People who are depressed are not always easy to help because often they are disinterested, lack energy and motivation, can be irritable, and may not see the point of doing anything. Some people are not used to talking much – especially about themselves, so getting a conversation started can be difficult.

Useful tips for helping someone who may be depressed:

  • Think about the best way to approach them – given what you know about their personality and temperament.
  • Discreetly let them know you have noticed a change in their behaviour. Indicate that you are seriously concerned.
  • Talk openly about depression and suggest they see a doctor, or speak to a health professional recommended by a doctor.
  • If appropriate helm them to make the appointment; perhaps consider going with them – and follow up after the appointment.
  • If they won’t listen to you, consider: who do they usually confide in, feel comfortable with, and/or trust? Maybe this person could make the approach and encourage them to seek assistance?
  • Provide them with information about depression; refer them to
  • Try to find ways to break their isolation:
    • Make an extra effort to stay in contact, preferably in person.
    • Encourage other close friends and family to do the same.
  • Encourage them to exercise, eat well and become involved in social activities.

It’s unhelpful to:

  • Pressure them to ‘snap out of it’, ‘get their act together’ or ‘cheer up’.
  • Stay away or avoid them.
  • Tell them they just need to stay busy or get out more.
  • Pressure them to party more, or to wipe out how they’re feeling with drugs and alcohol.
  • Assume the problem will go away.

Thoughts about self-harm and suicide are serious. Be as determined and resourceful as you can in finding a way to get a person having these thoughts to speak to a doctor or health professional.

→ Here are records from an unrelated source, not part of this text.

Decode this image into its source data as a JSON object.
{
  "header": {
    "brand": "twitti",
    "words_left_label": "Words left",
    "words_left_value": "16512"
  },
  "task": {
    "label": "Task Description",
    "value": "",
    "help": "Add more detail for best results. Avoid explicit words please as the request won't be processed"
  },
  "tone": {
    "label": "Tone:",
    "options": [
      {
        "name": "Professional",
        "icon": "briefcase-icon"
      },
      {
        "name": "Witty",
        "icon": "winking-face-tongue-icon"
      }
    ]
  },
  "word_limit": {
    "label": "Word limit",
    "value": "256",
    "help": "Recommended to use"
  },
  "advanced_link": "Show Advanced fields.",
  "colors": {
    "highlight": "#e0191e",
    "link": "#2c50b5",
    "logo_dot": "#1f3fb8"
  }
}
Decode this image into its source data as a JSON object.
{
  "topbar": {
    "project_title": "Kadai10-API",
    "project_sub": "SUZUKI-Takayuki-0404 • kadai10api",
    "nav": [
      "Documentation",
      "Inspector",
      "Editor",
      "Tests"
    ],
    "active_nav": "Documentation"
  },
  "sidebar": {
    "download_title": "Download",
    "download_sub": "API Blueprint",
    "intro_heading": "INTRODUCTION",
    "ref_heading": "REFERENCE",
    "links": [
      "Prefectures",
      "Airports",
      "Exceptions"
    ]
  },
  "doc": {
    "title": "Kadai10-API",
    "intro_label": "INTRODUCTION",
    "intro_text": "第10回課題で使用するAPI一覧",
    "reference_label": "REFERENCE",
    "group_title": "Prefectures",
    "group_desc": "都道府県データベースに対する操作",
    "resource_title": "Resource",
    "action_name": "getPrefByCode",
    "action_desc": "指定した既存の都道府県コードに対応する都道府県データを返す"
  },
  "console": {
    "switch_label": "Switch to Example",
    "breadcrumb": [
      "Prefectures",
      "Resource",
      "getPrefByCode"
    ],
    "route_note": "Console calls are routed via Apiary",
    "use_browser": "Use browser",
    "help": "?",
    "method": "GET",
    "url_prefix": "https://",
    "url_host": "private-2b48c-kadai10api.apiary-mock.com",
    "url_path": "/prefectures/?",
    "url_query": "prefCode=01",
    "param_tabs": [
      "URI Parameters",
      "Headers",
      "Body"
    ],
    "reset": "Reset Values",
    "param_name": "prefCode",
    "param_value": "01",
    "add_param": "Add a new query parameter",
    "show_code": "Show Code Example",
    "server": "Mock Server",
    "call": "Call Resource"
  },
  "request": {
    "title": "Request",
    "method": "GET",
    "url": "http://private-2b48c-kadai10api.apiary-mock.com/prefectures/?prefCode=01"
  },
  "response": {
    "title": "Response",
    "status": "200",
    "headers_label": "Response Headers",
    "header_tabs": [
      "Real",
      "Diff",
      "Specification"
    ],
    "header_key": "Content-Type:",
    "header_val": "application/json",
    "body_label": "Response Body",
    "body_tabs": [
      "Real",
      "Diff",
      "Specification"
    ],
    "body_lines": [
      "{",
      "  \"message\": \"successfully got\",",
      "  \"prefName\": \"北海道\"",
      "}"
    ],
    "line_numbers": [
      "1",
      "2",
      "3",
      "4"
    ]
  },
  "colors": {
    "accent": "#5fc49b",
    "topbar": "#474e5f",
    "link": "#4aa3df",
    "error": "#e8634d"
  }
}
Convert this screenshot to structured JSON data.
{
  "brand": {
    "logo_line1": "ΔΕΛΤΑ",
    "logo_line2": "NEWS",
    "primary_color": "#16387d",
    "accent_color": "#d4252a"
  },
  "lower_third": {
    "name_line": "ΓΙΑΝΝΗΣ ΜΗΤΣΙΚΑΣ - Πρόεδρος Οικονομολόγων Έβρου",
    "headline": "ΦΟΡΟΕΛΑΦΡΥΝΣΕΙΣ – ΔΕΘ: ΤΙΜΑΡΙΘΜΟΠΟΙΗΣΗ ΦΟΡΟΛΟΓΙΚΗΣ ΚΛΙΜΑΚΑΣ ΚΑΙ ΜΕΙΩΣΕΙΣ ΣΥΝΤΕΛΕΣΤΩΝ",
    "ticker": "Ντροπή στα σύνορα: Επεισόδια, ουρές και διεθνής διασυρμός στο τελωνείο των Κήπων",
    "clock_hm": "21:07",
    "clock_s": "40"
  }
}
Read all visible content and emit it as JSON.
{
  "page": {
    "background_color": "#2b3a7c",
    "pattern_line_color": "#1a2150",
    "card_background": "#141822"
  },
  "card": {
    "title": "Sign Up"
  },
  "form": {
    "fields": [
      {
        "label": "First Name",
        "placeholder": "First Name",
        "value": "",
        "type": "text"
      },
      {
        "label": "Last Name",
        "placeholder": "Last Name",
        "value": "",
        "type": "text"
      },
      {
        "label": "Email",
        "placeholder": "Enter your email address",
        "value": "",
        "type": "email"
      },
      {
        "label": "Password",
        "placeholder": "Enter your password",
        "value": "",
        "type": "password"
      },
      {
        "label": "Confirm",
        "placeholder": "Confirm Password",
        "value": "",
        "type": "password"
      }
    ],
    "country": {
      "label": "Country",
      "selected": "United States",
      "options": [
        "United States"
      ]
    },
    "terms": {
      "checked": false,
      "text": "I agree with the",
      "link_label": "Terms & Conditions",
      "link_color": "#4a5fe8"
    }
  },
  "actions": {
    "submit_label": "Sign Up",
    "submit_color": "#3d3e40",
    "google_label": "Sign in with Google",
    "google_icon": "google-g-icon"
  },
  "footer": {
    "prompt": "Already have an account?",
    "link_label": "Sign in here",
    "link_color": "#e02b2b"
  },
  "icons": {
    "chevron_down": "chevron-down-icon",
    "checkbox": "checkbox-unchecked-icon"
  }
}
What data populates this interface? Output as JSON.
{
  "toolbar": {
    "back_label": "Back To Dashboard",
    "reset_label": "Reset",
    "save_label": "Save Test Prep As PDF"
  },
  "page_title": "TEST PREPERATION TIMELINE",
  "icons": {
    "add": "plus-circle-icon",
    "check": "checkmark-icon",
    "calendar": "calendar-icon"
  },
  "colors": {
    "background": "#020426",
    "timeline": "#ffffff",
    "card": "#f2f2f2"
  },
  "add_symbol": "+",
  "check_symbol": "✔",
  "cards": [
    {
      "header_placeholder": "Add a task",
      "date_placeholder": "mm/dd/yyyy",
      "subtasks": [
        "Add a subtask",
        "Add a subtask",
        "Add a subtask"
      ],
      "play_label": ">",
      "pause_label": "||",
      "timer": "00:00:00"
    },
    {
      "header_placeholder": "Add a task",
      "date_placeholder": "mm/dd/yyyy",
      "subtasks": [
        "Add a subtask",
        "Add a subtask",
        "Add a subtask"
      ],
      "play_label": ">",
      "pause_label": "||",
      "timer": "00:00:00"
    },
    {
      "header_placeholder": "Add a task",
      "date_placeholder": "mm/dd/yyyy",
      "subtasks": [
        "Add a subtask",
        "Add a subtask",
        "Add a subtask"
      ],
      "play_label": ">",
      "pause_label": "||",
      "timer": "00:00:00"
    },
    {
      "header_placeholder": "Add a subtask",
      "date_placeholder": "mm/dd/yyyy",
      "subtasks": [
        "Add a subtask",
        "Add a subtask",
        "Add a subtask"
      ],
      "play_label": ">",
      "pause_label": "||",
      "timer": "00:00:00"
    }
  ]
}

Excerpt from Taking Care of Yourself and Your Family by John Ashfield, available for download from Editor Dr Ramesh Manocha.